Pride Month is celebrated each year in the month of June to honor the 1969 Stonewall Uprising in Manhattan. The uprising was a tipping point for the Gay Liberation Movement in the U.S. Memorials are held during the month for those of the community who have been lost to hate crimes or HIV/AIDS. The purpose of the commemorative month is to recognize the impact that lesbian, gay, bisexual & transgender have had on history locally, nationally & internationally. It commemorates the years of struggle for civil rights and the ongoing pursuit of equal justice under the law. It is a month to show mutual respect & understanding, amid the polarization effects of religion and politics that often lead to conflict. 

Colorful uplifting parades with floats and celebrities, joyous festivals, workshops, picnics and parties are among the principal components of Pride Month. The organized pursuit of LGBTQ rights reaches back to 1924 and the founding of the Society of Human Rights in Chicago by Henry Gerber. The event that catalyzed the movement came in June 1969 @ the Stonewall Inn in Greenwich Village New York. In the early morning hours on 6/28 police raided the popular gathering place for young members of the LGBTQ community-arresting the employees for selling liquor, roughing up many of the patrons, and clearing the bar. Outside, the crowd that watched the bar’s patrons being herded into police vans became enraged. Previously, witnesses to police harassment of members of the LGBTQ community stood by passively, but this time the crowd jeered the police and threw coins and then bottles and debris at them, forcing the police to barricade themselves in the bar to await backup. Before long some 400 people were rioting. Although the police reinforcements dispersed the crowd, riots waxed and waned outside the bar for the next five days, and these Stonewall riots a/k/a the Stonewall uprising provided the spark that ignited the LGBTQ rights movement in the United States. The first march in response to the Stonewall riots was one year later on June 28, 1970. The last Sunday of June came to be celebrated in the U.S. cities everywhere, as somber marches evolved into joyous celebrations and in time, the day expanded to become a monthlong event. It was officially recognized by the U.S. government when President Bill Clinton declared June 1999 “Gay and Lesbian Pride Month”. President Barack Obama proclaimed June to be “LGBTQ Pride Month” and President Joe Biden further expanded the observance to “(LGBTQ+) Pride Month.” Elsewhere in the world, Pride is celebrated at different times of the year, although many are observed in June.
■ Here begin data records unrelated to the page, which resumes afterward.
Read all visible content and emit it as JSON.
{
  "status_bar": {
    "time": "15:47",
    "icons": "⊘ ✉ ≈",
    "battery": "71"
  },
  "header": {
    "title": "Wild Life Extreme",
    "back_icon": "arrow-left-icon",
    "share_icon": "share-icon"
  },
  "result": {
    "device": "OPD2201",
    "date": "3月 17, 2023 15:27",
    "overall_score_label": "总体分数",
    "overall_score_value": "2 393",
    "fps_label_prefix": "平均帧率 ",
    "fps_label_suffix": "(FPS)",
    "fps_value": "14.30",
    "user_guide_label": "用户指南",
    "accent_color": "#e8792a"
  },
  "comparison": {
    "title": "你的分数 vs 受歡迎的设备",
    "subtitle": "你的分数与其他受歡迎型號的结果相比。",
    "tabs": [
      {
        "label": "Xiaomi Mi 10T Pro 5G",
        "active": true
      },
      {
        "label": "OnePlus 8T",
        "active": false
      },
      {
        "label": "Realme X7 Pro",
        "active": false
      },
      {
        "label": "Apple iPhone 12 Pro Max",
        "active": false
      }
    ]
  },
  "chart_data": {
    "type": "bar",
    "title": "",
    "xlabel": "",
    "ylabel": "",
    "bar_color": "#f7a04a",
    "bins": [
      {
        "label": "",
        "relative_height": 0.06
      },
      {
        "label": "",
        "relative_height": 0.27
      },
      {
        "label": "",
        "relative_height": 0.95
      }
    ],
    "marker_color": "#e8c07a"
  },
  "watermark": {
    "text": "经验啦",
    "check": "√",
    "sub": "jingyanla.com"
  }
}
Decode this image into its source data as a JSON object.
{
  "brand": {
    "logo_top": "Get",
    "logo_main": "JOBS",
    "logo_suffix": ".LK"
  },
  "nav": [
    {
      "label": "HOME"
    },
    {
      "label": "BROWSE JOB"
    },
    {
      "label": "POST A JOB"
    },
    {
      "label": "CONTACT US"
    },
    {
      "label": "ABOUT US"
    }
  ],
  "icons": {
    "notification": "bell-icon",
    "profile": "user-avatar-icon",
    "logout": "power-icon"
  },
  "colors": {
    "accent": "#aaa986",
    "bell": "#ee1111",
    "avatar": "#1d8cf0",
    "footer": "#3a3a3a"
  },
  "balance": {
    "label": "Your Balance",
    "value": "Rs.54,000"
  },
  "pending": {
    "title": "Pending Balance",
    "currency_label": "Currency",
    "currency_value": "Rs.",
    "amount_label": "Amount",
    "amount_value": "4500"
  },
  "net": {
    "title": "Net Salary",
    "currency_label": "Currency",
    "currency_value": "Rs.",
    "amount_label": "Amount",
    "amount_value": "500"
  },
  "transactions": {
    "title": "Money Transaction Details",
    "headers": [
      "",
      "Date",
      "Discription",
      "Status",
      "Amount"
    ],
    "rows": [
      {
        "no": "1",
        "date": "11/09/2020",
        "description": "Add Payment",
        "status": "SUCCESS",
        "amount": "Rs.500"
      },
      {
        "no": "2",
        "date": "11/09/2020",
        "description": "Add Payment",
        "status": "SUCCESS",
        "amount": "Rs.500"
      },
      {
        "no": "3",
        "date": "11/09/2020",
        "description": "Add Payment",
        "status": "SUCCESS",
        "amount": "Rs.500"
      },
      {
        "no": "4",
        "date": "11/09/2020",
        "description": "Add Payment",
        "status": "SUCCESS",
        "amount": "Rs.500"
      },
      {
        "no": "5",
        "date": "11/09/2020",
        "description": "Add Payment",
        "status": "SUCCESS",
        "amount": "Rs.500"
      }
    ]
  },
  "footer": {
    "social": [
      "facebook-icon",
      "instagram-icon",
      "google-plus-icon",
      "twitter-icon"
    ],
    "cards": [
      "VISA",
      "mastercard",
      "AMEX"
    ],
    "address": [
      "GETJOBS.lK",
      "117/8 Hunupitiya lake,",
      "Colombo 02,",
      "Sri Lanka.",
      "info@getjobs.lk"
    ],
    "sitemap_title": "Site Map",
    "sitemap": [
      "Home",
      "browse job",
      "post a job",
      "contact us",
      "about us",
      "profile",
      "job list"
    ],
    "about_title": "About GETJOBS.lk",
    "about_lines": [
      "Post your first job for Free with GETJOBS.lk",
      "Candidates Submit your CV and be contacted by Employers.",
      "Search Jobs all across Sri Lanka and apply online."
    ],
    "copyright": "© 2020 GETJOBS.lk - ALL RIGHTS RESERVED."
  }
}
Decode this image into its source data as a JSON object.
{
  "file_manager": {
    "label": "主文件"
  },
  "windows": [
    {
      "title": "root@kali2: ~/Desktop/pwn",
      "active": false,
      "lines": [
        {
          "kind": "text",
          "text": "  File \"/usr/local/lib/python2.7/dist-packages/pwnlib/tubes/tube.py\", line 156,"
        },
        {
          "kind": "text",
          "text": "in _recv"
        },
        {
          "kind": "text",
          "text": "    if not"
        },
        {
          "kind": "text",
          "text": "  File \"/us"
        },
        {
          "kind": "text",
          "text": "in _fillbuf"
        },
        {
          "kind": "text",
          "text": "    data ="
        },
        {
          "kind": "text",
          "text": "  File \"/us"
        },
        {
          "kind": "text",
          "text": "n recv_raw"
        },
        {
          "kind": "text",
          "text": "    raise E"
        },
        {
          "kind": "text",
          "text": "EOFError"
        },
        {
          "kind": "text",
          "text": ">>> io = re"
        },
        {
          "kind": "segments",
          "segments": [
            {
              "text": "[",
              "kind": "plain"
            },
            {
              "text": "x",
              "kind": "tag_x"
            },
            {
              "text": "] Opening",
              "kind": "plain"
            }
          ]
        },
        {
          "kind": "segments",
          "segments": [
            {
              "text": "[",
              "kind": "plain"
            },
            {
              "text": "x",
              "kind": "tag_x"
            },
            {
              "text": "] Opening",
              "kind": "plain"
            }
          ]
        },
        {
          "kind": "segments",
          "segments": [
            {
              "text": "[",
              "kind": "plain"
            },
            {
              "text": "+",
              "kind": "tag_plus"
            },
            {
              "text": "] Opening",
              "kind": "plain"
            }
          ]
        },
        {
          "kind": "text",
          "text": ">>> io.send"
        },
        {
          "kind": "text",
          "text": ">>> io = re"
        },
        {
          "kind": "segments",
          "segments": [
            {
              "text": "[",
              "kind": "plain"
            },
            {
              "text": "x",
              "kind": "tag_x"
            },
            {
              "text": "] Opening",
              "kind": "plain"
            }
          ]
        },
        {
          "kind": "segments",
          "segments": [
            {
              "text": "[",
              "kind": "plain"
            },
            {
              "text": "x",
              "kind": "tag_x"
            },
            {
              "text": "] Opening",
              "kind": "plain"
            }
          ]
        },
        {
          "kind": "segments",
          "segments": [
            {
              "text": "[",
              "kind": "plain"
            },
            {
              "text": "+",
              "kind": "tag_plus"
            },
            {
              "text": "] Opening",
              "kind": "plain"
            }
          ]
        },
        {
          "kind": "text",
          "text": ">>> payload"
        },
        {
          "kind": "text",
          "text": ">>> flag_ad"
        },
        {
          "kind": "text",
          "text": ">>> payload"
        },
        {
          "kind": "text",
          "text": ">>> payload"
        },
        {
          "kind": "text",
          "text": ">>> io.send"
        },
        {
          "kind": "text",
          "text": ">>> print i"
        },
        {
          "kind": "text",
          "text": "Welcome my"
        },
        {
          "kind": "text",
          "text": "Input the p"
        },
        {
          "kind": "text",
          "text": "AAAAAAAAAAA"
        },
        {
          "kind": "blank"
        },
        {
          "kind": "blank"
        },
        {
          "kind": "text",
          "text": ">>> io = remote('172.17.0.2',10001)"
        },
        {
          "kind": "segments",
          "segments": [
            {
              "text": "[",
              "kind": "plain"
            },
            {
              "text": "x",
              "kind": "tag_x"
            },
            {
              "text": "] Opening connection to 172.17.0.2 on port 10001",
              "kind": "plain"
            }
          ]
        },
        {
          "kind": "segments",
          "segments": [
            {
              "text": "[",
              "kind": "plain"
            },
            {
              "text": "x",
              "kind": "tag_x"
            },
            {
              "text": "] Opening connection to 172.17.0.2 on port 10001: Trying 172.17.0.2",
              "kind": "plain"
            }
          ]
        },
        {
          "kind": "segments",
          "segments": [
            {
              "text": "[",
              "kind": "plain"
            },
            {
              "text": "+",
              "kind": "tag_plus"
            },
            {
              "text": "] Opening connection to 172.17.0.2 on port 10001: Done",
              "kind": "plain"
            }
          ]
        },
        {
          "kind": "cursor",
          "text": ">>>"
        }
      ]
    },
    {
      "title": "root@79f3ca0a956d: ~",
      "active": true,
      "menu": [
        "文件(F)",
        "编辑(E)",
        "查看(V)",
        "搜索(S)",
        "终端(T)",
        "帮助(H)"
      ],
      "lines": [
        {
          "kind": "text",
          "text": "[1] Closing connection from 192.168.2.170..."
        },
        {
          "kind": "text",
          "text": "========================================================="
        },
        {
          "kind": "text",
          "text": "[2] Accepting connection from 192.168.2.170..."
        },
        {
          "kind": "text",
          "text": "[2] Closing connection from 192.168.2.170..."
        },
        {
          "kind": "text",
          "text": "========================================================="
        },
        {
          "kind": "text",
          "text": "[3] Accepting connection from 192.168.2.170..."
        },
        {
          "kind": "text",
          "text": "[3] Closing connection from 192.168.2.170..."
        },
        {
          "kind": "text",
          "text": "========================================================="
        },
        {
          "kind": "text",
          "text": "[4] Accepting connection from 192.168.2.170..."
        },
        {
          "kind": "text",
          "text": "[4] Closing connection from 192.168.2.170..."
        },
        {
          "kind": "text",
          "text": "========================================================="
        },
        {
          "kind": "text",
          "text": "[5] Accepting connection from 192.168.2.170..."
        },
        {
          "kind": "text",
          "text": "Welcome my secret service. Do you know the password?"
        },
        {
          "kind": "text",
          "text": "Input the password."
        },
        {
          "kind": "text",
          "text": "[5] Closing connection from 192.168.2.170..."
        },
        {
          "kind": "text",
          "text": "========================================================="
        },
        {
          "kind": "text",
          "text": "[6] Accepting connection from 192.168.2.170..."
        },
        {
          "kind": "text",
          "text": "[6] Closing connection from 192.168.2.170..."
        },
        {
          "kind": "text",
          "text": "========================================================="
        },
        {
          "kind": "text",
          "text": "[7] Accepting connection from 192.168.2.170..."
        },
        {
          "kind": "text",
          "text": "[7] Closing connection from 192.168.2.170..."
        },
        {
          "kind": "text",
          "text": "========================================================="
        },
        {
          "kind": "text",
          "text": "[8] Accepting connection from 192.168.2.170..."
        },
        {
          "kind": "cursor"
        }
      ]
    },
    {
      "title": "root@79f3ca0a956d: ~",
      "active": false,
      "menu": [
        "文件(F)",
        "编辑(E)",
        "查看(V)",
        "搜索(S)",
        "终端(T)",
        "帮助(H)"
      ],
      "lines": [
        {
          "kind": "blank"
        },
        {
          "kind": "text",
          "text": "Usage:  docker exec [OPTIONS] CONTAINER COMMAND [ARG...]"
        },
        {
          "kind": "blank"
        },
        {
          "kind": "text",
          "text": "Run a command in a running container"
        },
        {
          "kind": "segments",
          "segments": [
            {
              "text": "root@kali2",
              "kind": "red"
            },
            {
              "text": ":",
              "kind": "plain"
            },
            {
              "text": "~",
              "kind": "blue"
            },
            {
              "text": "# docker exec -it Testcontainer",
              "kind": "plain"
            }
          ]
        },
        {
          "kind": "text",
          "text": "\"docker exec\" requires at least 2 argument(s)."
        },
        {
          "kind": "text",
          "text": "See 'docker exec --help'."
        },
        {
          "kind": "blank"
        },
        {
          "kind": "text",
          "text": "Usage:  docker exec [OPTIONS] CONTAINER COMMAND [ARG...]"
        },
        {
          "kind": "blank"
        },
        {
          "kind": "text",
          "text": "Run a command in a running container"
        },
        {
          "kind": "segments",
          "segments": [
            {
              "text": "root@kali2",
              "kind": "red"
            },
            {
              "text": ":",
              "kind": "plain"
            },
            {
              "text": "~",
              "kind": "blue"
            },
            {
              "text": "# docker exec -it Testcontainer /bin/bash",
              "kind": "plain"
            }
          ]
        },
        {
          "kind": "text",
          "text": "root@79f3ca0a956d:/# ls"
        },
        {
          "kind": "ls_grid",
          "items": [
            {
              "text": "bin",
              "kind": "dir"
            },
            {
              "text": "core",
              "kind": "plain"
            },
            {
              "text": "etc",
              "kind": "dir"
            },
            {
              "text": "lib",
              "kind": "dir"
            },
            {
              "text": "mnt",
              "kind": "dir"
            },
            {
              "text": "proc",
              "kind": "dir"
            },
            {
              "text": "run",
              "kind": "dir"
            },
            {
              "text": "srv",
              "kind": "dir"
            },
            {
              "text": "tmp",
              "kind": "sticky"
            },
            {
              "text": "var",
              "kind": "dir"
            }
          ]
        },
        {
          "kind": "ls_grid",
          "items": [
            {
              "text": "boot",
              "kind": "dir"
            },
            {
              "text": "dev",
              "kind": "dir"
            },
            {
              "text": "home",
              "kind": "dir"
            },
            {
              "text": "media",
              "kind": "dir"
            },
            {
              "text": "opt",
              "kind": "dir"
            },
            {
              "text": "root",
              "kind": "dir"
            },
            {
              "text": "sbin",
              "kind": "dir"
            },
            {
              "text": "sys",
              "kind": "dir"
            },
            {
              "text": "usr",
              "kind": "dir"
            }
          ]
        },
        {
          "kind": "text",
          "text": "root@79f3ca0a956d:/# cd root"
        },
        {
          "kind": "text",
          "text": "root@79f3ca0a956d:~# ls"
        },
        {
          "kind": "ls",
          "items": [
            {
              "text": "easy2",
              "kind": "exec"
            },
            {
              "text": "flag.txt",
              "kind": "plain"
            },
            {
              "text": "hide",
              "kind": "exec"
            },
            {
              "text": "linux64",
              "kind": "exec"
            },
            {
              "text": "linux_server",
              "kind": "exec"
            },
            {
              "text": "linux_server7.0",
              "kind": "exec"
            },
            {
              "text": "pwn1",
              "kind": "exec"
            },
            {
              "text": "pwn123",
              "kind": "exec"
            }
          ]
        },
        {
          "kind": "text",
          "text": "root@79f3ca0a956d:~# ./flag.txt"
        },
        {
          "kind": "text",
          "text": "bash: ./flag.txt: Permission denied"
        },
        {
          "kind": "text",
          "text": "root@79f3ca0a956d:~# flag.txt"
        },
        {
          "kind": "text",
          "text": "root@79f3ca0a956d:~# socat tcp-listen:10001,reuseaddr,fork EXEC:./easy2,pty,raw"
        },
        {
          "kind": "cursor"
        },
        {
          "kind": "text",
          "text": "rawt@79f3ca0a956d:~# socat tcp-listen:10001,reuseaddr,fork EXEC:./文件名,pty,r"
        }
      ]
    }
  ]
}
Resilience isn’t something we’re born with or without. It’s a skill we can acquire and sharpen at any time, and one of our main ways to do that is by practicing acceptance. – Unknown 


  • June 1st Clean the Bay Day – 9 a.m. – 12 noon
    Past the dog park-over the Lafayette bridge-right onto Villa Circle – down to Rialto Place. Rain boots, gloves, hat, sunscreen, and water bottle recommended.  
  • June 8th Epiphany Clean Up Day – 8 a.m. – 12 noon(ish!)  
    Tidying up the gardens, power washing the Epiphany wall, cleaning the signpost, hedge trimming, mulching of the gardens, etc. Breakfast casseroles, Danish & coffee will be supplied.   

Service Information for June

  • June 2nd – Birthday and Anniversary Sunday
    The Rev. Hayes Perdue
    Scott Foxwell – Organist
    Len & Tina Wright – Altar
    Marcia Cronin – Flowers 
    John Childers – Lector
    Susie Pedigo – Usher
  • June 9th
    The Rev. Berkley Ford
    Pat Spoettle – Organist 
    Kevin LaPointe – Altar 
    Jim Fisher – Flowers 
    Mary Shaffer – Lector 
    Tom Gilleland – Usher
  • June 16th – Father’s Day
    The Rev. Peg Buelow
    Scott Foxwell – Organist 
    Ariel Fernandez – Altar 
    Joyce Williams – Flowers 
    Jerry Cronin – Lector 
    Jackie Rochelle – Usher
  • June 23rd
    The Rev. Berkley Ford – Presider
    Pat Spoettle – Organist
    Kevin LaPointe – Altar
    Jim Fisher – Flowers
    Gayle Greene – Lector
    Kevin LaPointe – Usher
  • June 30th
    The Rev. John Baldwin
    Joe Ritchie – Organist 
    Kevin LaPointe – Altar 
    Jim Fisher – Flowers 
    John Greene, Jr. – Lector 
    Kathy Moore – Usher

“ Green was the silence, wet was the light, the month of June trembled like a butterfly”

Pablo Nerudo

Jim Fisher, Co-Warden

Leave a Reply

Your email address will not be published. Required fields are marked *